Sometimes injuries happen. If they happen in the middle of your fitness regimen, it’s important not to push yourself to keep going. Exercising with an injury may cause greater damage to your bone and tissues. It’s best to take a break, see a health practitioner if necessary, and give your body time to heal before you start exercising again.
This article is a guide to common injuries, who should treat them, and how to get back on your feet as quickly as possible. There are many types of injuries related to physical exercise. Tendons, joints, and muscles are frequently injured when you exercise too hard or don’t use proper style. Some of the most frequent injuries are sprains, and fractures.
How Injuries Happen?
When you play sports or exercising, you’re probably to sustain a traumatic personal injury. That is, a twisted limb or perhaps a run-in with another athlete brings about pain, swelling, and possibly shattered bones. These types of injuries usually are accidental, so prevention isn’t really an option. If you have a traumatic injury, your best bet is to have a physician examine it and give your body the plenty of time to rest and heal.
Another type of injuries is preventable. The first task in preventing an injury is identifying danger factors that cause injuries. For example, some risk factors are particularly, or intrinsic; you have a lot of control over those risk factors and may take precautions against them. Different risk factors are external, or even extrinsic. While you cannot command every external risk factor, you possibly can still take preventative steps.
Extrinsic Danger Factors
Some of the most typical extrinsic risk factors include poor technique, improper equipment, too much strain on the body, and failure to properly warm-up and cool down.
You can avoid putting too much of a strain on your body by gradually easing into physical exercises and sports. If you try to work too hard right initially, you risk overdoing it. Your joints and connective tissues could suffer as a result.
Proper form is essential while exercising or playing sports. The use of improper form, you risk repeating-stress injuries of the bones, muscles, and tendons.

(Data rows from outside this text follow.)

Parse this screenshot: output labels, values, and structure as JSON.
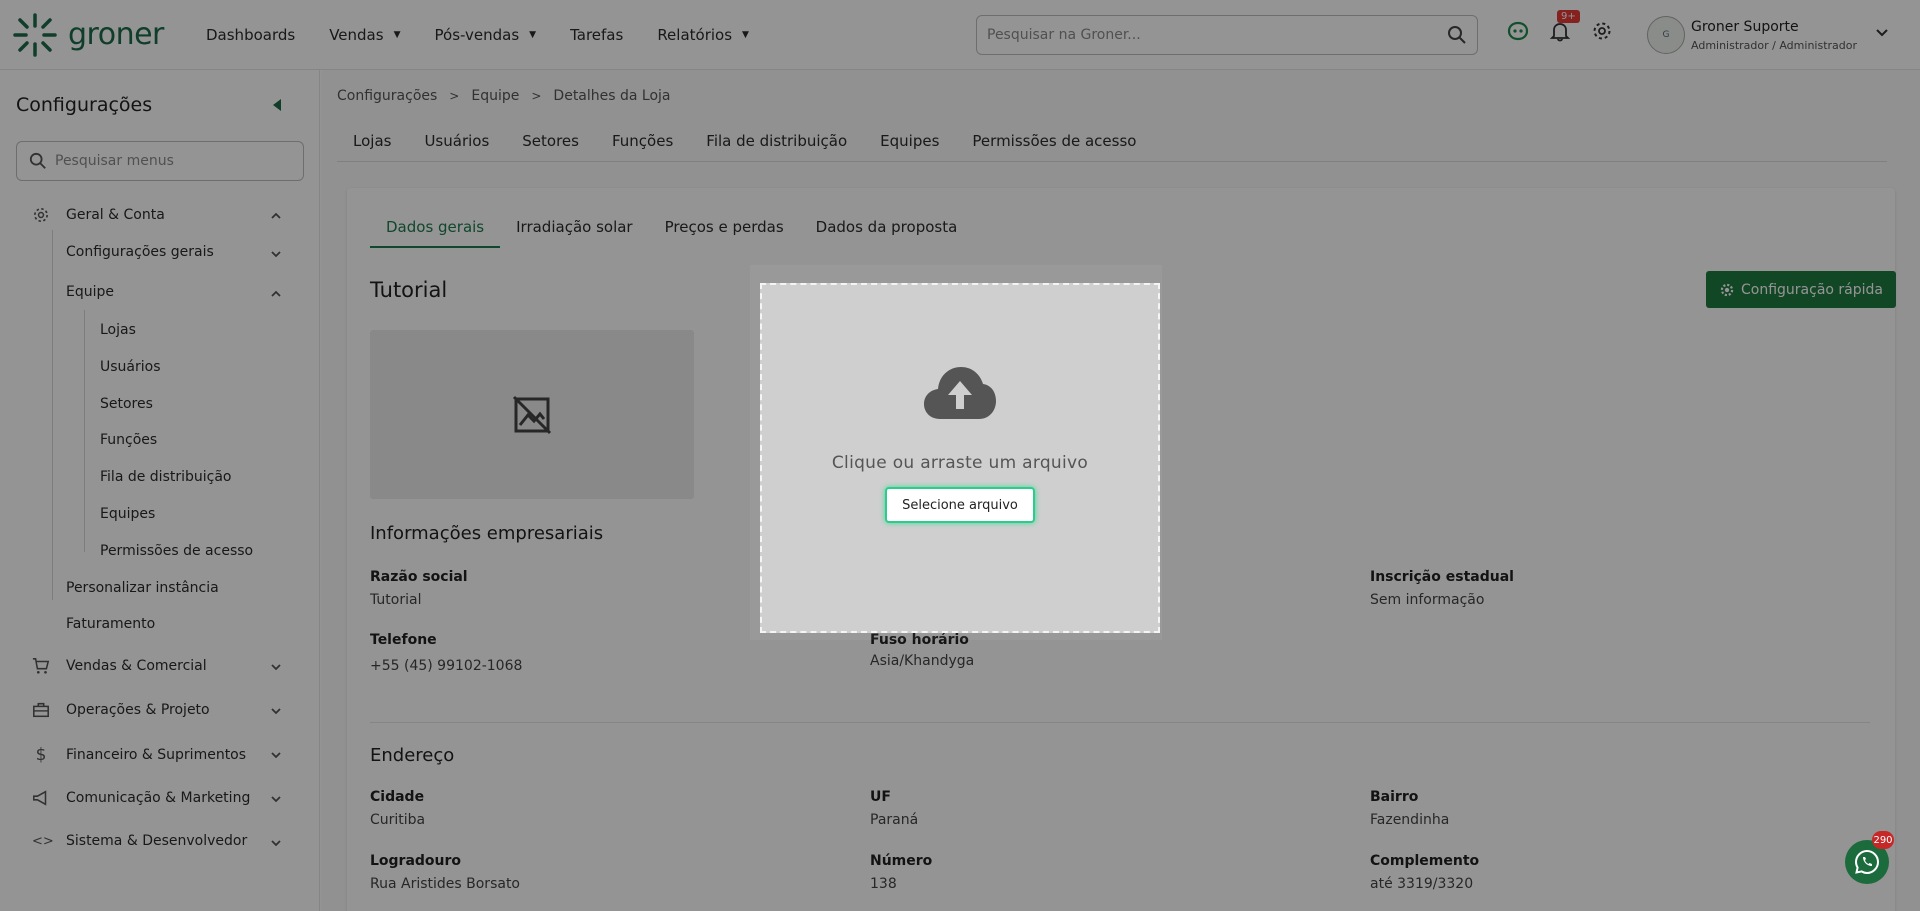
{
  "header": {
    "logo_text": "groner",
    "nav": [
      {
        "label": "Dashboards",
        "has_caret": false
      },
      {
        "label": "Vendas",
        "has_caret": true
      },
      {
        "label": "Pós-vendas",
        "has_caret": true
      },
      {
        "label": "Tarefas",
        "has_caret": false
      },
      {
        "label": "Relatórios",
        "has_caret": true
      }
    ],
    "search_placeholder": "Pesquisar na Groner...",
    "notification_badge": "9+",
    "user_name": "Groner Suporte",
    "user_role": "Administrador / Administrador"
  },
  "sidebar": {
    "title": "Configurações",
    "search_placeholder": "Pesquisar menus",
    "items": {
      "geral": "Geral & Conta",
      "config_gerais": "Configurações gerais",
      "equipe": "Equipe",
      "lojas": "Lojas",
      "usuarios": "Usuários",
      "setores": "Setores",
      "funcoes": "Funções",
      "fila": "Fila de distribuição",
      "equipes": "Equipes",
      "permissoes": "Permissões de acesso",
      "personalizar": "Personalizar instância",
      "faturamento": "Faturamento",
      "vendas": "Vendas & Comercial",
      "operacoes": "Operações & Projeto",
      "financeiro": "Financeiro & Suprimentos",
      "comunicacao": "Comunicação & Marketing",
      "sistema": "Sistema & Desenvolvedor"
    }
  },
  "breadcrumb": [
    "Configurações",
    "Equipe",
    "Detalhes da Loja"
  ],
  "top_tabs": [
    "Lojas",
    "Usuários",
    "Setores",
    "Funções",
    "Fila de distribuição",
    "Equipes",
    "Permissões de acesso"
  ],
  "inner_tabs": [
    "Dados gerais",
    "Irradiação solar",
    "Preços e perdas",
    "Dados da proposta"
  ],
  "store": {
    "title": "Tutorial",
    "quick_config": "Configuração rápida",
    "section_company": "Informações empresariais",
    "razao_label": "Razão social",
    "razao_value": "Tutorial",
    "ie_label": "Inscrição estadual",
    "ie_value": "Sem informação",
    "telefone_label": "Telefone",
    "telefone_value": "+55 (45) 99102-1068",
    "fuso_label": "Fuso horário",
    "fuso_value": "Asia/Khandyga",
    "section_address": "Endereço",
    "cidade_label": "Cidade",
    "cidade_value": "Curitiba",
    "uf_label": "UF",
    "uf_value": "Paraná",
    "bairro_label": "Bairro",
    "bairro_value": "Fazendinha",
    "logradouro_label": "Logradouro",
    "logradouro_value": "Rua Aristides Borsato",
    "numero_label": "Número",
    "numero_value": "138",
    "complemento_label": "Complemento",
    "complemento_value": "até 3319/3320"
  },
  "upload": {
    "text": "Clique ou arraste um arquivo",
    "button": "Selecione arquivo"
  },
  "whatsapp_badge": "290",
  "colors": {
    "brand": "#1c6b4a",
    "accent": "#1f7a43",
    "badge": "#e53935"
  }
}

Always consult an instructor or do some research to make certain you’re using good form.
Intrinsic Risk Factors
Intrinsic risk factors are relevant to your body’s composition and design. Bowed legs, fallen arches, and stiff joints are some examples of intrinsic risk factors. Having an abnormal body structure or a limited range of flexibility can keep you from using proper form.
Some people provide an intrinsic muscle weakness or imbalance because of past injuries or congenital defects. As you can picture, these circumstances require special care and training in order to avoid injury. Joint disease and stiffness may also make exercise more risky, as can obesity.
Consult With Your Medical Professional
If you need physical rehabilitation, you might be referred to a physical therapist, also called a physiotherapist. You can find physiotherapists through your doctor or hospital, or at sports and fitness centers. You can also set up your own private appointment with a physiotherapist.